The wide range of products that yield the delicious smells and tastes of freshly baked goods is the result of a complex interaction of various ingredients and physical processes. Egg is a crucial component of many baked goods, due to its unique functional properties and the significant contribution it makes to structure, appearance, texture and taste.
By Sarab Sahi, Rheology and Texture Section Manager at Campden BRI
Around the world, the aroma of freshly made bread and other baked goods is irresistible to most people. The pandemic only appeared to accelerate the attraction towards these products, with demand for bread increasing 50% at one-point last year, further cementing it as one of the UK’s favorite staple foods.
Exquisitely simple, yet enormously complex, the egg is one of Nature’s marvels. It is a vital baking ingredient for a large number of products, such as cakes, pastries, meringues, macaroons, custard fillings, quiches and pancakes. But how vital is it in baked goods? Here we’ll investigate the many functions this ingredient offers in order to address this question.
Eggs consist of a clear white albumen, which comes from albus, the Latin word for ‘white’. Four alternating layers of thick and thin albumen contain approximately 40 different proteins, which are the main components of the egg white in addition to water.
The yolk contains less water and more protein than the albumen, some fat, and most of the vitamins and minerals of the egg. These include iron, vitamin A, vitamin D, phosphorus, calcium, thiamine, and riboflavin, and yolk is also a source of lecithin. Yolk colors range from just a hint of yellow to a magnificent deep orange, according to the feed and breed of the hen.
An examination of the functional properties of eggs is useful to understand how much they contribute to the baked goods we know and love today.

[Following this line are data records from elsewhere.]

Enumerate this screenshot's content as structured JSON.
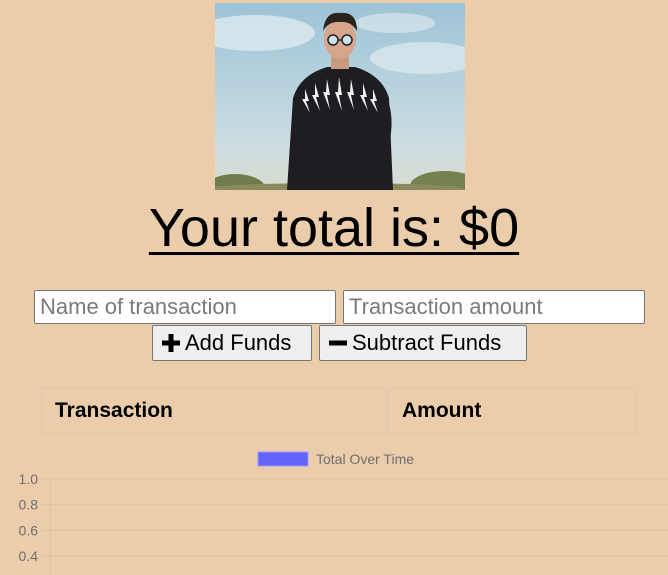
{
  "photo": {
    "label": "profile-photo"
  },
  "total": {
    "prefix": "Your total is: ",
    "amount": "$0"
  },
  "form": {
    "name_placeholder": "Name of transaction",
    "amount_placeholder": "Transaction amount",
    "add_label": "Add Funds",
    "subtract_label": "Subtract Funds"
  },
  "table": {
    "headers": [
      "Transaction",
      "Amount"
    ]
  },
  "colors": {
    "background": "#ebcdab",
    "series": "#6363ff",
    "grid": "#dcc2a0"
  },
  "chart_data": {
    "type": "line",
    "legend": [
      "Total Over Time"
    ],
    "legend_position": "top",
    "ylim": [
      0,
      1.0
    ],
    "yticks": [
      "1.0",
      "0.8",
      "0.6",
      "0.4"
    ],
    "grid": true,
    "series": [
      {
        "name": "Total Over Time",
        "values": []
      }
    ]
  }
}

In cakes, muffins, cookies, pancakes, waffles, doughs and many other baked goods, whole eggs are used as a binder. Eggs are natural binders, helping hold all other baking ingredients together and increasing the viscosity of batters and doughs. Egg white has the capability to gel and is frequently used as a binding agent in many different prepared foods. Using more whites in a cake mixture will help create a fluffy, light baked product with good volume and texture; while using more yolks will create a denser baked good with a deeper, richer flavor.
Aeration is a critical function in the formulation of baked goods. It refers to the process of introducing gas into a liquid or viscous solution. Beaten whole eggs as well as egg whites on their own, are highly effective leavening agents, incorporating air into the dough or batter. As the air bubbles are trapped in the mixture, a foam is created, which will expand in the oven, causing cakes to rise, providing volume and a lighter texture.
Egg whites’ ability to make foods foam is due to complex interactions between the various proteins that make up egg white. The different protein components show a range of functionalities that affect both the tension between air-liquid interfaces as well as the viscosity of the liquid phase and it is this unique combination of properties that results in egg being such an effective raw material. The globulin proteins are highly surface active and they contribute to the formation of small bubbles when egg white is beaten, hence providing smooth texture to a cake or meringue. Egg whites can be whipped to produce foams that are six to eight times greater in volume. Another key protein is ovomucoid which gives egg white its viscosity and this slows the liquid draining out of foams thus making the foam more stable.
You can read the rest of this article in the March/April Issue of European Baker & Biscuit magazine, which you can access by clicking here.